The investigation into the shooting of Emantic “E.J.” Bradford has been as problematic as the one focused on Botham Jean‘s shooting. For a reason we can all imagine, when a Black man is gunned down by police, there always appears to be extreme cover ups. April Pipkins, Bradford’s mother, is speaking out and she is blasting the Alabama police.
Jefferson County District Attorney Danny Carr, who is Black, was originally on the case, but he was removed due to a photo posted on Facebook with Carlos Chaverst Jr. on Nov. 7. Chaverst Jr. has been protesting the Bradford shooting. See the photo below:

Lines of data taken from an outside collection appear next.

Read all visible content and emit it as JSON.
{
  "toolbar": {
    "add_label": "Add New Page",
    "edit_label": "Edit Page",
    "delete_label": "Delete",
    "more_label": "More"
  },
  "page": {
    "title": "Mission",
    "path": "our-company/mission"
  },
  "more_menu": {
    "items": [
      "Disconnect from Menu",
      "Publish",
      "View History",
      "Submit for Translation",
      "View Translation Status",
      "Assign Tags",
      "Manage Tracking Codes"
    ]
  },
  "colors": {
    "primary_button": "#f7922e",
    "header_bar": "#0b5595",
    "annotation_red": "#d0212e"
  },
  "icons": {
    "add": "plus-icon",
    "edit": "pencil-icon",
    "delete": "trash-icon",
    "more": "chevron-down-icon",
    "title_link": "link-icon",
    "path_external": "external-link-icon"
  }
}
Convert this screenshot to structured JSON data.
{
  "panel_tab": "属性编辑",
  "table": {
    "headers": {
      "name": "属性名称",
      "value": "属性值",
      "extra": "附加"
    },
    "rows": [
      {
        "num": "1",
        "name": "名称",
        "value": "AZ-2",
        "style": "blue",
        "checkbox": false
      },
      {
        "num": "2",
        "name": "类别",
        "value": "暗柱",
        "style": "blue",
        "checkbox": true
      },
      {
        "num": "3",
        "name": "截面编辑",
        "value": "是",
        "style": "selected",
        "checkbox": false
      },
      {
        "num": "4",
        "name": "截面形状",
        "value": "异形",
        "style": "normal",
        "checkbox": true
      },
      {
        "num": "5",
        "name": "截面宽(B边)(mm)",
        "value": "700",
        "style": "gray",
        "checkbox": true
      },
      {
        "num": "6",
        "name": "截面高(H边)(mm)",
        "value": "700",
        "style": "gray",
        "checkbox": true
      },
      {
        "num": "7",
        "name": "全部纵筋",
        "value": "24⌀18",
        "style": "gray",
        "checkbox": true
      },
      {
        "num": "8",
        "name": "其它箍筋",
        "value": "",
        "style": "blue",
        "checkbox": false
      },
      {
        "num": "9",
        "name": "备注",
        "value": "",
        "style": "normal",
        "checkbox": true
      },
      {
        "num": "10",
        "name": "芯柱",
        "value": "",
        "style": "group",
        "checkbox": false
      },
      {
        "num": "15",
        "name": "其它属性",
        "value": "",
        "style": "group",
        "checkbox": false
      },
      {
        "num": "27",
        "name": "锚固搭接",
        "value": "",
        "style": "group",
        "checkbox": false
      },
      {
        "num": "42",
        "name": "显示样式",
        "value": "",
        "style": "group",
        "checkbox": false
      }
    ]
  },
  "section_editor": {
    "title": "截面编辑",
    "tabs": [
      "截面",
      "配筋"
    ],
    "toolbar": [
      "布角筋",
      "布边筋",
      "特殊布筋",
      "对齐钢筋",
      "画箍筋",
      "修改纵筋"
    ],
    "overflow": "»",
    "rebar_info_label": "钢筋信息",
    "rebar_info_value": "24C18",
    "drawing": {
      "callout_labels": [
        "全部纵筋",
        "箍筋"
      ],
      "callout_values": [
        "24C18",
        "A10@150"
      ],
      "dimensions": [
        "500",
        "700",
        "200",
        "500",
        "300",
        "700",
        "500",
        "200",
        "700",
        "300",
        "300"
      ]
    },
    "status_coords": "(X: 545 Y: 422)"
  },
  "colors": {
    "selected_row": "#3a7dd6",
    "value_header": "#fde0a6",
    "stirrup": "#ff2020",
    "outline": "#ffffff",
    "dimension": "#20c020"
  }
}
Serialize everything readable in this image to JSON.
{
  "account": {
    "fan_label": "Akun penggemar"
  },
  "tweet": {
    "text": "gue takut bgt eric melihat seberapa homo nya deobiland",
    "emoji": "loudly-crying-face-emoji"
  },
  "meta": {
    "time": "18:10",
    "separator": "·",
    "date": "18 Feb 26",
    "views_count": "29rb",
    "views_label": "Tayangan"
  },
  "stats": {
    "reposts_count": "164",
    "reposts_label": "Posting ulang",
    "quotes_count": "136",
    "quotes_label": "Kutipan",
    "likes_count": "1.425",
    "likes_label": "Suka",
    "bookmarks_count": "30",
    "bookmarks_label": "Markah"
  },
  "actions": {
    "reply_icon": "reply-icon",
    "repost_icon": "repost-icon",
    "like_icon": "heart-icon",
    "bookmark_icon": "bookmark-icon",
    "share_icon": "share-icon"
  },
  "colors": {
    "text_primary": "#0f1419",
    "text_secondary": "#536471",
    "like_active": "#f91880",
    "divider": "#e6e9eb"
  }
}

Attorney General Steve Marshal, who is white, is taking over the case — even though Lynneice Washington, another Black district attorney who handles cases in the area, could have also been assigned to the Bradford case. April Pipkins said at a press conference, “All the family wants is for justice to be served for my son. By taking the case from Mr. Carr, we feel they are trying to protect this officer who killed by son.”
Carr’s did not directly comment on being removed, but his office released a statement last week saying they were capable of staying on the case. Benjamin Crump, who represents the family called Carr being removed “very suspicious” and also said, “They feel they’re trying to protect this officer.”
Back on Dec. 13, State Rep. John Rogers, D-Birmingham, said after it was announced that Attorney General Steve Marshall was taking over, “If there’s any hint of a cover up, there will be massive protests from Birmingham to Montgomery by national people… Al Sharpton and everybody. Jesse [Jackson], NAACP, everybody. It’ll be like in 1960.”
On Thanksgiving night, 21-year-old Bradford, who served in the Army, was killed by police when he was trying to help people during a shooting at Riverside Galleria mall in Hoover, Alabama. An autopsy showed he was shot three times from behind, including once in the head and once in the neck.
Authorities immediately said Bradford was the mall shooter, which was wrong. The Alabama Law Enforcement Agency took over the investigation from the Hoover police and arrested the actual suspect, Erron Martez Dequan Brown, 20, one week after Bradford was killed. Brown claims he is not guilty.